SARASOTA, Fla. -- Tuesday's outing by Matt Moore was during a Spring Training game, so everything must be tempered. But even with that mind-set, there were a lot of "wows" accompanying Moore's first stint of the spring.
After being slowed by an abdominal strain in the early going of Spring Training, the highly touted southpaw -- ranked by MLB.com as the No. 1 prospect in baseball -- pitched against the Orioles.
Looking poised and confident as he started the fifth, Moore faced six batters in 1 2/3 innings, allowing no runs and no hits while striking out three and walking one. He threw five of six first-pitch strikes, and 21 of his 32 pitches went for strikes.
"Overall I think it went pretty good," Moore said. "It was a warm day, so it didn't take much for me to get my body going, and I felt good because I was able to work down in the zone with all of my pitches. I thought for my first one this spring, it went well."
"Awesome," catcher Jose Molina said of Moore. "No other way to describe it. He threw good. Hit the spot, right on target. He's where he wants to be at this point. [I'm] just glad that he got out there and got the first one out of the way. Now he just [has to] come back next time and keep doing it."
In short, Moore looked like Roy Hobbs pitching to "The Whammer" at the train station. Baseball is just not supposed to be so easy.
"Matt Moore was exceptional today," manager Joe Maddon said.
Of particular note was Moore's changeup, which fellow left-hander David Price calls "the equalizer."
Maddon is also smitten with Moore's offspeed treasure, and he cited the pitch as being one of the differences between his two overpowering southpaws.
"You saw the changeup that Matt's able to incorporate," Maddon said. "I mean, David's got good other stuff. But Matt, that one pitch that Matt has, it's one of the better ones, I think, that I've seen in the Major Leagues already, as a left-handed changeup, to go with the same kind of fastball.
"David relies on other offspeed pitches, but I don't know if he has one as devastating as Matt does. And I think therein lies a little bit of difference between the two. Velocity and movement, competitiveness is all kind of equal. Matt, his one other pitch, that's the thing that may catapult [him]."
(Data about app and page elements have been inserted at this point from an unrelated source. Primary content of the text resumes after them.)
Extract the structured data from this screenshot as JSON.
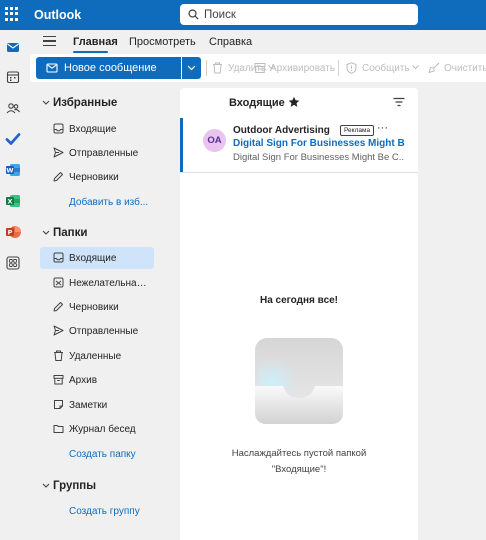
{
  "app": {
    "title": "Outlook"
  },
  "search": {
    "placeholder": "Поиск"
  },
  "rail": {
    "icons": [
      "mail-icon",
      "calendar-icon",
      "people-icon",
      "todo-icon",
      "word-icon",
      "excel-icon",
      "powerpoint-icon",
      "apps-icon"
    ]
  },
  "menu": {
    "tabs": [
      {
        "label": "Главная",
        "active": true
      },
      {
        "label": "Просмотреть",
        "active": false
      },
      {
        "label": "Справка",
        "active": false
      }
    ]
  },
  "ribbon": {
    "new_message": "Новое сообщение",
    "delete": "Удалить",
    "archive": "Архивировать",
    "report": "Сообщить",
    "sweep": "Очистить"
  },
  "favorites": {
    "title": "Избранные",
    "items": [
      "Входящие",
      "Отправленные",
      "Черновики"
    ],
    "add_link": "Добавить в изб..."
  },
  "folders": {
    "title": "Папки",
    "items": [
      "Входящие",
      "Нежелательная ...",
      "Черновики",
      "Отправленные",
      "Удаленные",
      "Архив",
      "Заметки",
      "Журнал бесед"
    ],
    "create_link": "Создать папку"
  },
  "groups": {
    "title": "Группы",
    "create_link": "Создать группу"
  },
  "message_list": {
    "title": "Входящие",
    "message": {
      "avatar": "OA",
      "sender": "Outdoor Advertising",
      "badge": "Реклама",
      "subject": "Digital Sign For Businesses Might Be ...",
      "preview": "Digital Sign For Businesses Might Be C..."
    },
    "empty_title": "На сегодня все!",
    "empty_message": "Наслаждайтесь пустой папкой \"Входящие\"!"
  },
  "colors": {
    "brand": "#0f6cbd",
    "selected": "#cfe4fa",
    "avatar_bg": "#e8c4ee"
  }
}
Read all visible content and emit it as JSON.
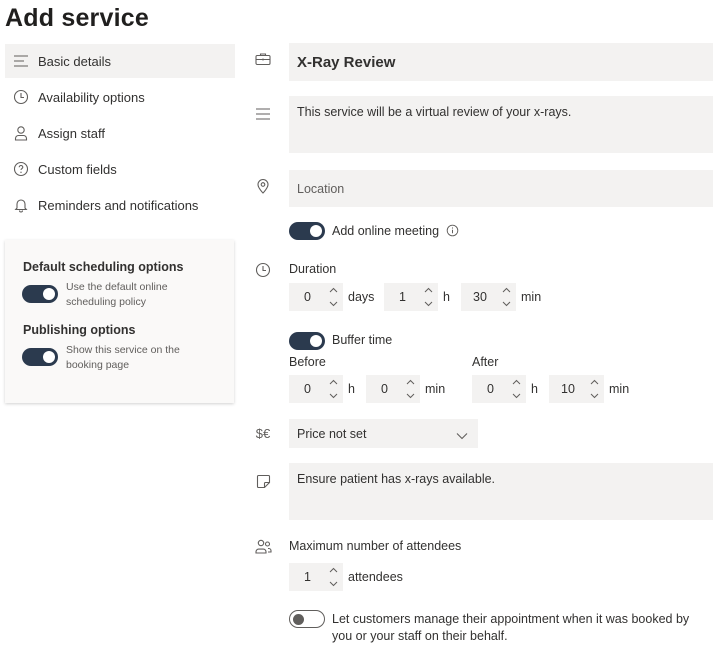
{
  "page": {
    "title": "Add service"
  },
  "nav": {
    "items": [
      {
        "label": "Basic details",
        "icon": "lines-icon",
        "active": true
      },
      {
        "label": "Availability options",
        "icon": "clock-icon"
      },
      {
        "label": "Assign staff",
        "icon": "person-icon"
      },
      {
        "label": "Custom fields",
        "icon": "question-icon"
      },
      {
        "label": "Reminders and notifications",
        "icon": "bell-icon"
      }
    ]
  },
  "options_card": {
    "default_scheduling": {
      "heading": "Default scheduling options",
      "description": "Use the default online scheduling policy",
      "on": true
    },
    "publishing": {
      "heading": "Publishing options",
      "description": "Show this service on the booking page",
      "on": true
    }
  },
  "form": {
    "service_name": "X-Ray Review",
    "description": "This service will be a virtual review of your x-rays.",
    "location_placeholder": "Location",
    "online_meeting": {
      "label": "Add online meeting",
      "on": true
    },
    "duration": {
      "label": "Duration",
      "days": "0",
      "days_unit": "days",
      "hours": "1",
      "hours_unit": "h",
      "minutes": "30",
      "minutes_unit": "min"
    },
    "buffer": {
      "label": "Buffer time",
      "on": true,
      "before": {
        "label": "Before",
        "hours": "0",
        "hours_unit": "h",
        "minutes": "0",
        "minutes_unit": "min"
      },
      "after": {
        "label": "After",
        "hours": "0",
        "hours_unit": "h",
        "minutes": "10",
        "minutes_unit": "min"
      }
    },
    "price": {
      "selected": "Price not set"
    },
    "notes": "Ensure patient has x-rays available.",
    "attendees": {
      "label": "Maximum number of attendees",
      "value": "1",
      "unit": "attendees"
    },
    "manage": {
      "label": "Let customers manage their appointment when it was booked by you or your staff on their behalf.",
      "on": false
    }
  },
  "colors": {
    "toggle_on": "#2b3a4e",
    "field_bg": "#f3f2f1",
    "nav_active_bg": "#f3f2f1"
  }
}
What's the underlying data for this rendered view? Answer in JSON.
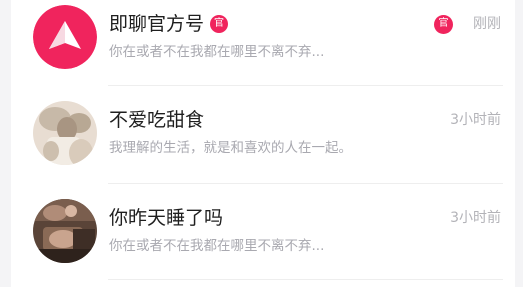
{
  "colors": {
    "accent": "#f0245d",
    "title_text": "#1f1f1f",
    "preview_text": "#a9a9b0",
    "time_text": "#b3b3b8"
  },
  "conversations": [
    {
      "name": "即聊官方号",
      "official_badge": "官",
      "preview": "你在或者不在我都在哪里不离不弃...",
      "time": "刚刚",
      "time_badge": "官",
      "avatar_icon": "paper-plane-icon"
    },
    {
      "name": "不爱吃甜食",
      "preview": "我理解的生活，就是和喜欢的人在一起。",
      "time": "3小时前",
      "avatar_icon": "user-photo-avatar"
    },
    {
      "name": "你昨天睡了吗",
      "preview": "你在或者不在我都在哪里不离不弃...",
      "time": "3小时前",
      "avatar_icon": "user-photo-avatar"
    }
  ]
}
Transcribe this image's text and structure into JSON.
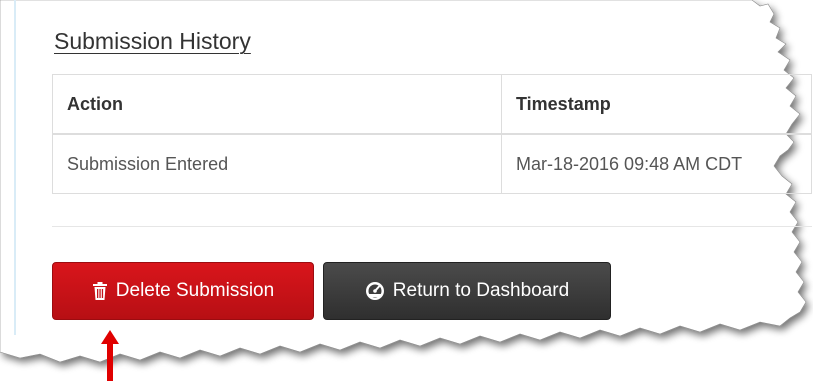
{
  "section": {
    "title": "Submission History"
  },
  "table": {
    "headers": [
      "Action",
      "Timestamp"
    ],
    "rows": [
      [
        "Submission Entered",
        "Mar-18-2016 09:48 AM CDT"
      ]
    ]
  },
  "buttons": {
    "delete_label": "Delete Submission",
    "delete_icon": "trash-icon",
    "return_label": "Return to Dashboard",
    "return_icon": "dashboard-gauge-icon"
  },
  "colors": {
    "delete_button": "#c4131a",
    "return_button": "#3d3d3d",
    "arrow": "#e00000"
  }
}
Moore, 22, experienced a meteoric rise through the Rays' farm system before bursting onto the Major League scene in September. After making his Major League debut in a relief stint on Sept. 14, at Baltimore, he made his first Major League start on Sept. 22, at Yankee Stadium, and held the Yankees scoreless on four hits through five innings while walking one and striking out 11. Then he shut down the Rangers in Game 1 of the American League Division Series for the Rays' only win of the postseason.
The Rays signed Moore to a contract worth a guaranteed $14 million over five years, with a maximum value of $39.5 million over eight. He appears to be an overwhelming favorite to earn a spot in the rotation, even though the Rays already have one of the best in baseball. He's that special.
Moore, who said that physically he feels "perfect," should have four additional appearances this spring, which would easily get him primed for the season.
On Tuesday, Moore was at ease both on the field and off. He even joked with reporters after the game about the odd fact that he appeared in the playoffs before ever throwing a pitch in a Major League Spring Training game.
"Now all the butterflies are over with," he said.
Though Moore was pleased with his outing, he didn't seem too impressed with himself. He liked the fact that he threw all of his pitches, though he felt as though he was "overthrowing" the ball "a little bit" in his second inning.
"But those are just adjustments to get worked out as I have more appearances," he said. "[I just need to] keep going. Get guys out. Continue the program with [head athletic trainer] Ronnie [Porterfield], and stay healthy so when the season starts, we'll be ready to go."
Bill Chastain is a reporter for MLB.com. This story was not subject to the approval of Major League Baseball or its clubs.